Design Attribution Licenses 3D models

What’s the best method to sell/share my 3D designs?

What’s the best method to sell/share my 3D designs?

It’s all up to you! There are advantages and disadvantages to most channels of distribution, but we talked to a few Pinshape designers to see why they chose the method they are now using.

For Tanya Weisner, 3D printing communities that offer digital distribution are her primary choice. She uses various 3D communities to help build her profile for contract work and when it comes to selling her own designs she notes: “Streaming allows me to to upload and protect my designs that I don’t want to distribute by download, and sell designs at a lower cost compared to direct downloads.” As for her thoughts on a 3D print service like Shapeways, Tanya mentioned “To keep costs of my designs affordable, my royalty rate is far lower than what I earn when selling digital 3D printable files.”

You can check out her high-quality designs here!
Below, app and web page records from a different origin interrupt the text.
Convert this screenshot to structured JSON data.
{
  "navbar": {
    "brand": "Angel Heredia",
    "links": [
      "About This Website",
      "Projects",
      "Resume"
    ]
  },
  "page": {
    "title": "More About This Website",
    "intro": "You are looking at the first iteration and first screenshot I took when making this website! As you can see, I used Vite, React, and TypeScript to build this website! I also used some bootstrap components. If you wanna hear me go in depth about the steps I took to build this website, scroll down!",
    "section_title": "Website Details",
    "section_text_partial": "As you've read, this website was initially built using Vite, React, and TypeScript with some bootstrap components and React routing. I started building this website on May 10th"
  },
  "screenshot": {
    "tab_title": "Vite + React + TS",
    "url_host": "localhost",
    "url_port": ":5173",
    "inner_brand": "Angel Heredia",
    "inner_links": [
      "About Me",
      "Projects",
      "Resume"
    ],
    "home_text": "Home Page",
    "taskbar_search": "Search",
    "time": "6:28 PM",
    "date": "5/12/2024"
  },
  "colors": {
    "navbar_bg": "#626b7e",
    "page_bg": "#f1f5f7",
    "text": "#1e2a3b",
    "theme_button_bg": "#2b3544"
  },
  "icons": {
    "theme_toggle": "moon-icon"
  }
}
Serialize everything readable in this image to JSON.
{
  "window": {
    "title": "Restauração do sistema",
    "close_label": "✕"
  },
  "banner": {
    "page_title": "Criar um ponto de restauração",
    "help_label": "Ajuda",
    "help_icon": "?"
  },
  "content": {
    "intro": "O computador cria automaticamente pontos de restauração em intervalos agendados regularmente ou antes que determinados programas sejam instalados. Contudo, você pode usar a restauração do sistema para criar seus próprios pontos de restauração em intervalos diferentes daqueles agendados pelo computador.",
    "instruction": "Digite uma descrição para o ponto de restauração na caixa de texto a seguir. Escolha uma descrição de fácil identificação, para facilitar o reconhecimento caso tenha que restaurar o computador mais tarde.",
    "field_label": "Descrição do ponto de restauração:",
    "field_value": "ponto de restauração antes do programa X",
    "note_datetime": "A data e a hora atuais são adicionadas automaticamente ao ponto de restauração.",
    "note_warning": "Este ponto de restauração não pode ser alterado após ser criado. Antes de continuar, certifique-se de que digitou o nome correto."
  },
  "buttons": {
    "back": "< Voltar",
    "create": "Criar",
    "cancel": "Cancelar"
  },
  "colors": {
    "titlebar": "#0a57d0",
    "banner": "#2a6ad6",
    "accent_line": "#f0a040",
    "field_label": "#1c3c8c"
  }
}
Pinshaper Dan Steele is more focused on the open aspect of 3D printing communities and shares his models digitally for free. “I generally use a CC Attribution non-commercial license. I like this license because it allows other hobbyists to download, use and change my model.  It also doesn’t allow someone to make a bunch of money off it. This feels like the most fair model to me”, says Dan. “I also go to local maker meet-ups and maker fairs to share physical copies of my objects. I sometimes sell pieces at local coffee shops and toy stores.”

Check out Dan’s designs here, or read a tutorial from him on how to design a mold from a 3D designed object!

 

If digital distribution sounds like the right idea to you, head on over to Pinshape to start building your portfolio of designs to share with other makers and designers! Or visit our blog for more guides and tutorials!

Pinshape

Pinshape is a 3D printing community and marketplace where makers from all over the world can find and share their next great 3D print and help each other get the best results from their 3D printers.

  • Kay

    Nice article. Quick question, how do you try and protect you designs from being copied and prints being sold commercially through crowd funding sites like Kickstarter? I have seen one of my designs seemingly similarly copied in parts and put up on Kickstarter for backing even though I have used the Creative Commons, Attributable, Non Commercial license. I did contact Kickstarter about it but they have refused to either investigate the issue properly or have refused to respect these licenses. If there is no respect for these types of licenses, then makers and designers will no longer feel comfortable sharing their work especially when the designer’s intention was to make the design free for public use.

  • Euro Launchpad

    In some cases, it can be useful to make your 3D model viewable by sharing it as a weblink. You can use services from companies like Sketchfab and ShareMy3D for this. Both provide a simple and secure way to share 3D models on a one-to-one basis, with no need to download any software.